James N. Markels, over at AFF’s Brainwash, points out an inconsistency:

Here’s a hypothetical for you: Say there’s a Supreme Court Justice that is about to hear a case where Organization X is a party. Organization X is a nonprofit group that the Justice formerly worked for, served as part of the group’s top leadership, and since getting on the bench has gone back as a celebrated guest to speak at the group’s rallies and functions. Federal law requires that “any justice, judge or magistrate of the United States shall disqualify himself in any proceeding in which his impartiality might reasonably be questioned.” Should our hypothetical Justice disqualify him or herself?

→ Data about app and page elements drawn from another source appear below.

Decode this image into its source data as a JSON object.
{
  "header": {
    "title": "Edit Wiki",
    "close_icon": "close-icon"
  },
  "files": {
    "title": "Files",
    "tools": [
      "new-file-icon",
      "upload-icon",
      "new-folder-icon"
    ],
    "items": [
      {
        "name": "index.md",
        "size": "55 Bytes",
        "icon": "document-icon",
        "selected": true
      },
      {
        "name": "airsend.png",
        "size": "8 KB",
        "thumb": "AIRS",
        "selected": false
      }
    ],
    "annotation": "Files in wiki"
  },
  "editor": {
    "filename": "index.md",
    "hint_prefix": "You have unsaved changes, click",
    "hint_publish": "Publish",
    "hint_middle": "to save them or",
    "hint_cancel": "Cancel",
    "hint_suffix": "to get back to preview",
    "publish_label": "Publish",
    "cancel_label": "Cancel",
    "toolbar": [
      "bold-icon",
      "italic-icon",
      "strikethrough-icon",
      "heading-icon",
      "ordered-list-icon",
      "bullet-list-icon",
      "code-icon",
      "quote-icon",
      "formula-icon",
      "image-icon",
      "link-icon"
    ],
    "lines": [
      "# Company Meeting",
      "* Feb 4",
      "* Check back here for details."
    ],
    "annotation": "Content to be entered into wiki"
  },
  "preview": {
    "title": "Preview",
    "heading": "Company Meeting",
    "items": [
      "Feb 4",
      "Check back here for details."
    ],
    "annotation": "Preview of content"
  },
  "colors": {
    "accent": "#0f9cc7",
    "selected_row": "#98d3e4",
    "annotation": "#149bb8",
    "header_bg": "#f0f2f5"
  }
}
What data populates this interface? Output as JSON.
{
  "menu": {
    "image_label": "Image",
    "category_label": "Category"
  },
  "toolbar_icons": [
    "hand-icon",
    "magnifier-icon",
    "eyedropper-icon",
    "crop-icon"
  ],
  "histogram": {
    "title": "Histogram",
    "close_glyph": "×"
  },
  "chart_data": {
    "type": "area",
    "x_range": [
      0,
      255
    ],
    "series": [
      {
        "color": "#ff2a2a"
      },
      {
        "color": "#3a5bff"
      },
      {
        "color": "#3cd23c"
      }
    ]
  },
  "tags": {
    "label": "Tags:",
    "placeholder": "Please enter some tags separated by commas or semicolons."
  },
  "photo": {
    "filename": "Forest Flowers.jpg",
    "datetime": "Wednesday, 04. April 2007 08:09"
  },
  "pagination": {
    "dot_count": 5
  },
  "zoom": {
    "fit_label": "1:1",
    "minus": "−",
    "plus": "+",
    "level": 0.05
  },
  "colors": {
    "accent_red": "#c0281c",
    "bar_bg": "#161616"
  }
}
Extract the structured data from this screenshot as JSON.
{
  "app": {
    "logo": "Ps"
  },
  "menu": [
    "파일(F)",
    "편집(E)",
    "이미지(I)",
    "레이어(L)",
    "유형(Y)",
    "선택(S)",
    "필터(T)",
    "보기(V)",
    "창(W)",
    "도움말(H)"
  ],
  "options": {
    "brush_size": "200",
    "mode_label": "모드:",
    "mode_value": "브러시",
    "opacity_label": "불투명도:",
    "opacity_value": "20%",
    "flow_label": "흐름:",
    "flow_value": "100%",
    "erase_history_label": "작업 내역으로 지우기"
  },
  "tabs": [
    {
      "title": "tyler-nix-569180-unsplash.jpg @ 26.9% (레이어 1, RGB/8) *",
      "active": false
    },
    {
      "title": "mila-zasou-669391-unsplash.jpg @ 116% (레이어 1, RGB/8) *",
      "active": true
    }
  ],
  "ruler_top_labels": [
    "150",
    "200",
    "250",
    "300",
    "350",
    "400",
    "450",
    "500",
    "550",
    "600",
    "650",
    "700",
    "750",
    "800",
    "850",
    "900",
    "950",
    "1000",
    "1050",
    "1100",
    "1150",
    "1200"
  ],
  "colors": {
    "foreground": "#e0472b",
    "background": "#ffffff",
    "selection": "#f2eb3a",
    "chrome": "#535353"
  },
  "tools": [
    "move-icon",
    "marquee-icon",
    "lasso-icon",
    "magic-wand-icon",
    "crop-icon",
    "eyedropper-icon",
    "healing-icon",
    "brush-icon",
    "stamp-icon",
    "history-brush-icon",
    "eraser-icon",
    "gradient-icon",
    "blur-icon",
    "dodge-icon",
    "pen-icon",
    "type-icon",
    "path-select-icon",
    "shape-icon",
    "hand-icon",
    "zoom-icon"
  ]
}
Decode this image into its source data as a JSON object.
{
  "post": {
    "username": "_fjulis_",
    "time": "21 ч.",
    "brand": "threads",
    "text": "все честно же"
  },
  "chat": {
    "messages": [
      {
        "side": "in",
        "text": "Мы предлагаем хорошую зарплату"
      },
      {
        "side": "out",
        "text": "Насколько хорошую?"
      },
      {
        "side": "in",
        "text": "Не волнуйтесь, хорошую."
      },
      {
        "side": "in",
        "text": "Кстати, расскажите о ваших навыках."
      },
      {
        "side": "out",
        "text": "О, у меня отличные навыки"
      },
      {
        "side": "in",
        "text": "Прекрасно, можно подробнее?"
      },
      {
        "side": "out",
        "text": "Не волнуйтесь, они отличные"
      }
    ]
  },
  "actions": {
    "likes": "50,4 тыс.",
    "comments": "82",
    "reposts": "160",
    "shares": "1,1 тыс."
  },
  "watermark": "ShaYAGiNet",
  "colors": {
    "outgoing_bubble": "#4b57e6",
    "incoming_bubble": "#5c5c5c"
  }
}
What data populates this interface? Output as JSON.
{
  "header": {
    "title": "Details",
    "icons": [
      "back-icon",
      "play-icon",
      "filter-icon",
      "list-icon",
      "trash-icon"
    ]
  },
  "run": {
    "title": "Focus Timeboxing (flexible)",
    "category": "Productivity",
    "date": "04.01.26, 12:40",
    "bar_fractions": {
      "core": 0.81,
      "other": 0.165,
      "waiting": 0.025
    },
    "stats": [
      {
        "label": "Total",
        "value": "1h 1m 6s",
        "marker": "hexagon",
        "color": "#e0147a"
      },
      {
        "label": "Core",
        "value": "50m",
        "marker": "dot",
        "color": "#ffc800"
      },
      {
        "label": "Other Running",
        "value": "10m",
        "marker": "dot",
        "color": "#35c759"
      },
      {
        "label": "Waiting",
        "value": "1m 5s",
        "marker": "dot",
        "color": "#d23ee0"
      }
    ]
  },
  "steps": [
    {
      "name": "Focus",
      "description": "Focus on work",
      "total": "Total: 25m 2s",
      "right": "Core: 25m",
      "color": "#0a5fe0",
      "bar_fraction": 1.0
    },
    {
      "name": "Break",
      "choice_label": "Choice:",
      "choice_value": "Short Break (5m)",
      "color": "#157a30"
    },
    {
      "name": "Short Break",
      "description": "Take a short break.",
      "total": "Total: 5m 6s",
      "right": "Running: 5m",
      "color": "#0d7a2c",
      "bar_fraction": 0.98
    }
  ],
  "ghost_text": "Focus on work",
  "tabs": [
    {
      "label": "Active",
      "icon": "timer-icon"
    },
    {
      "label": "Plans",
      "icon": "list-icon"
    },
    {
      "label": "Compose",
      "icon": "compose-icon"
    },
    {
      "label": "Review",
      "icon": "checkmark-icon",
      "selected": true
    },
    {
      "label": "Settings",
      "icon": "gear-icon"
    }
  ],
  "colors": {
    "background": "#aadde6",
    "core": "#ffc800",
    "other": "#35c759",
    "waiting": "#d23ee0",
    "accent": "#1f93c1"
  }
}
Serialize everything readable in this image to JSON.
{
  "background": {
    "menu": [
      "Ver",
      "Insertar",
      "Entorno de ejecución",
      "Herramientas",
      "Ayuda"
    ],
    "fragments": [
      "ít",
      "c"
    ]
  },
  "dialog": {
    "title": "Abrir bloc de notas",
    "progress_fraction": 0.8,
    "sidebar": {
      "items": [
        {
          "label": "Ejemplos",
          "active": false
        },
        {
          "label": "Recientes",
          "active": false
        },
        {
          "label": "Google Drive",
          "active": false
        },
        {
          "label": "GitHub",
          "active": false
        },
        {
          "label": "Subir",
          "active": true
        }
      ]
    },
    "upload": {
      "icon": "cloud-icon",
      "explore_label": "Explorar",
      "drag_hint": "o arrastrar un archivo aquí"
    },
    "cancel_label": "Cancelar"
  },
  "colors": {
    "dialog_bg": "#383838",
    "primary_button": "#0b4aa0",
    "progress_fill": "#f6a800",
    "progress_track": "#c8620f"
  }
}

Considering the recent outcry over Justice Antonin Scalia’s refusal to recuse himself in the pending case of Cheney v. U.S. District Court for the District of Columbia after it was revealed that he had gone duck hunting with a group including the Vice President soon after the Supreme Court had granted certiorari, one would think that the Justice in my hypothetical should clearly recuse him or herself from the case involving Organization X.

But my hypothetical was real, and the Justice chose against recusal. Justice Ruth Bader Ginsburg heard and ruled on Ashcroft v. American Civil Liberties Union, despite having served as the ACLU’s General Counsel and having been a member of its National Board of Directors before becoming a judge, and having spoken at several of the nonprofit’s events since. Just last year, in fact, Justice Ginsburg was the featured speaker at the ACLU’s their first-ever “Lobby Day” in opposition to the PATRIOT Act, which the ACLU described as part of “Attorney General John Ashcroft’s seemingly insatiable appetite for new law enforcement powers.” Hmmm…Ashcroft. Sound familiar?